(Collection entries)
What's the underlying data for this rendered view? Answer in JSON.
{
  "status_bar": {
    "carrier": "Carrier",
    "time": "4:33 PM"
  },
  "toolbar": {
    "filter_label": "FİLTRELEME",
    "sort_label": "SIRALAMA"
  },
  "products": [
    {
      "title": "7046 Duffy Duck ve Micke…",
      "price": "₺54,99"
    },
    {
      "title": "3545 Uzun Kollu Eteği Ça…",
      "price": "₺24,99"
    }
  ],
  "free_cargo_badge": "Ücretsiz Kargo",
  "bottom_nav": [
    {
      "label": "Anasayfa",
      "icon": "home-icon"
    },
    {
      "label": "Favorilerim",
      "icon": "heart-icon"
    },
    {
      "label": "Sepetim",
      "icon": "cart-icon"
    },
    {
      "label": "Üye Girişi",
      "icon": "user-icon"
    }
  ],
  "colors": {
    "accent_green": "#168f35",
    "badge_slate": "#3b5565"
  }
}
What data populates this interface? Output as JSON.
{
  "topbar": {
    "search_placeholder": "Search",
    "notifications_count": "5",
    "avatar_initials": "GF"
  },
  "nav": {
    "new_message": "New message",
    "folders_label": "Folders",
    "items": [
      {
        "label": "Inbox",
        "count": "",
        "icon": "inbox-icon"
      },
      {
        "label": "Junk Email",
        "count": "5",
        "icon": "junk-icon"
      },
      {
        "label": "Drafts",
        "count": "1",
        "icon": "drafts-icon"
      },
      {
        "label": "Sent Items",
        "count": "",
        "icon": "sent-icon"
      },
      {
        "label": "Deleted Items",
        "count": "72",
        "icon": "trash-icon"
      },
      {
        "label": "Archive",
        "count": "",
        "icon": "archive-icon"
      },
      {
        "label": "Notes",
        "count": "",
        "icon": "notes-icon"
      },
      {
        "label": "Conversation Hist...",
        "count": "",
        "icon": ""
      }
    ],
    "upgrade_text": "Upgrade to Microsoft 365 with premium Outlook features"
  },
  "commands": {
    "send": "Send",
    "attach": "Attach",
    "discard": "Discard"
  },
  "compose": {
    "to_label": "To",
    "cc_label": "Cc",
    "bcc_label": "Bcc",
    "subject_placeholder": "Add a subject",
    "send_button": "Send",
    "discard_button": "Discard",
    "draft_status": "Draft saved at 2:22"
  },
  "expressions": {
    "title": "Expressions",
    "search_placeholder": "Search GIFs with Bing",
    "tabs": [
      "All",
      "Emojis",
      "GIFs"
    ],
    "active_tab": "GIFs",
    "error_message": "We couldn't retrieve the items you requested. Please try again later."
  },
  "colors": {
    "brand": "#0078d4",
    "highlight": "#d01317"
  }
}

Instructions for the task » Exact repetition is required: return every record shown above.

Solution »
What's the underlying data for this rendered view? Answer in JSON.
{
  "status_bar": {
    "carrier": "Carrier",
    "time": "4:33 PM"
  },
  "toolbar": {
    "filter_label": "FİLTRELEME",
    "sort_label": "SIRALAMA"
  },
  "products": [
    {
      "title": "7046 Duffy Duck ve Micke…",
      "price": "₺54,99"
    },
    {
      "title": "3545 Uzun Kollu Eteği Ça…",
      "price": "₺24,99"
    }
  ],
  "free_cargo_badge": "Ücretsiz Kargo",
  "bottom_nav": [
    {
      "label": "Anasayfa",
      "icon": "home-icon"
    },
    {
      "label": "Favorilerim",
      "icon": "heart-icon"
    },
    {
      "label": "Sepetim",
      "icon": "cart-icon"
    },
    {
      "label": "Üye Girişi",
      "icon": "user-icon"
    }
  ],
  "colors": {
    "accent_green": "#168f35",
    "badge_slate": "#3b5565"
  }
}
What data populates this interface? Output as JSON.
{
  "topbar": {
    "search_placeholder": "Search",
    "notifications_count": "5",
    "avatar_initials": "GF"
  },
  "nav": {
    "new_message": "New message",
    "folders_label": "Folders",
    "items": [
      {
        "label": "Inbox",
        "count": "",
        "icon": "inbox-icon"
      },
      {
        "label": "Junk Email",
        "count": "5",
        "icon": "junk-icon"
      },
      {
        "label": "Drafts",
        "count": "1",
        "icon": "drafts-icon"
      },
      {
        "label": "Sent Items",
        "count": "",
        "icon": "sent-icon"
      },
      {
        "label": "Deleted Items",
        "count": "72",
        "icon": "trash-icon"
      },
      {
        "label": "Archive",
        "count": "",
        "icon": "archive-icon"
      },
      {
        "label": "Notes",
        "count": "",
        "icon": "notes-icon"
      },
      {
        "label": "Conversation Hist...",
        "count": "",
        "icon": ""
      }
    ],
    "upgrade_text": "Upgrade to Microsoft 365 with premium Outlook features"
  },
  "commands": {
    "send": "Send",
    "attach": "Attach",
    "discard": "Discard"
  },
  "compose": {
    "to_label": "To",
    "cc_label": "Cc",
    "bcc_label": "Bcc",
    "subject_placeholder": "Add a subject",
    "send_button": "Send",
    "discard_button": "Discard",
    "draft_status": "Draft saved at 2:22"
  },
  "expressions": {
    "title": "Expressions",
    "search_placeholder": "Search GIFs with Bing",
    "tabs": [
      "All",
      "Emojis",
      "GIFs"
    ],
    "active_tab": "GIFs",
    "error_message": "We couldn't retrieve the items you requested. Please try again later."
  },
  "colors": {
    "brand": "#0078d4",
    "highlight": "#d01317"
  }
}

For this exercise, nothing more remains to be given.